Stored dataset items
• • • • • • •

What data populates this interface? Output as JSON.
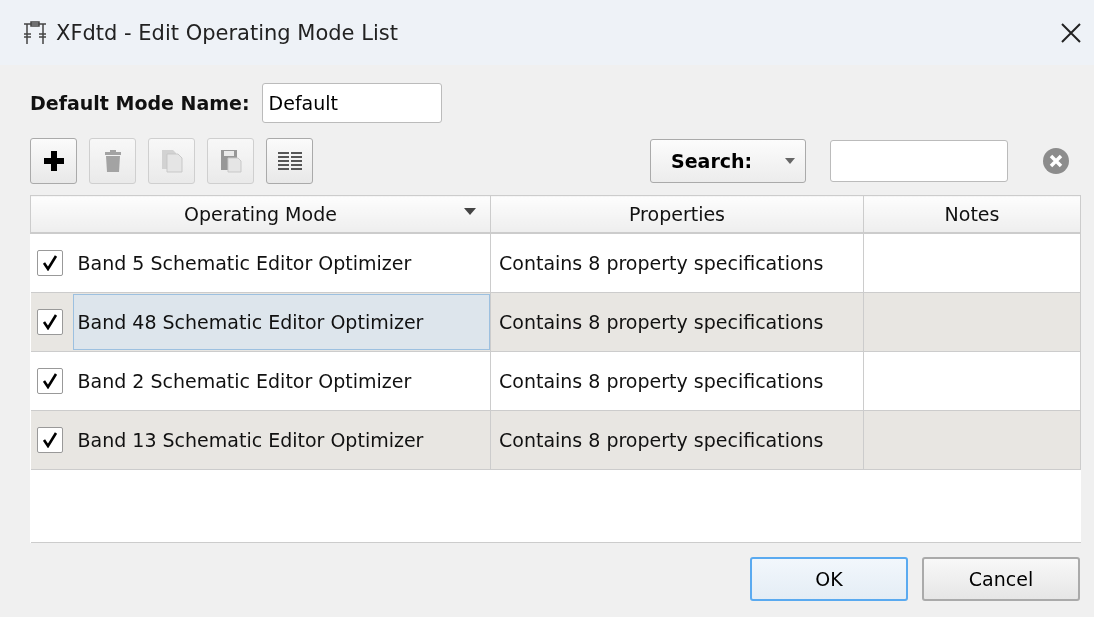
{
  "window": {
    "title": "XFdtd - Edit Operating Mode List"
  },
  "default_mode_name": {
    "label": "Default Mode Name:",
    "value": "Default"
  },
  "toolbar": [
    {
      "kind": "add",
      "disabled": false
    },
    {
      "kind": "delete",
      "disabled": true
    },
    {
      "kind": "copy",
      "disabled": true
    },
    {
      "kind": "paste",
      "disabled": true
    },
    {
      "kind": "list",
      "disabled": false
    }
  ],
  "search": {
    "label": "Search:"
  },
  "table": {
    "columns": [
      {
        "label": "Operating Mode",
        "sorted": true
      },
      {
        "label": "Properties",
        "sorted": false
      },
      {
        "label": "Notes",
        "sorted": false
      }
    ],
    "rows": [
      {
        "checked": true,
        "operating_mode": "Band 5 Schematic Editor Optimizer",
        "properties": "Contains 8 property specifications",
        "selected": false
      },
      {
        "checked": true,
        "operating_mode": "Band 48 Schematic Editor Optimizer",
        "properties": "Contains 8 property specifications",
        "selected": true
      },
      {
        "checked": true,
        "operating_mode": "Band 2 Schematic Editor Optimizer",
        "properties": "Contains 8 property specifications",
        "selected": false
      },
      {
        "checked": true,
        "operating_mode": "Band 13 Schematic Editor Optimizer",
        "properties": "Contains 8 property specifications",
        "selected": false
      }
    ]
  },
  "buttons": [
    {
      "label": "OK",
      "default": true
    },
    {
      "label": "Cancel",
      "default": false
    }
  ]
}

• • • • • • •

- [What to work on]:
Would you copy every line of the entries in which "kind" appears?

- [Output of the exercise]:
      "kind": "add",
      "kind": "delete",
      "kind": "copy",
      "kind": "paste",
      "kind": "list",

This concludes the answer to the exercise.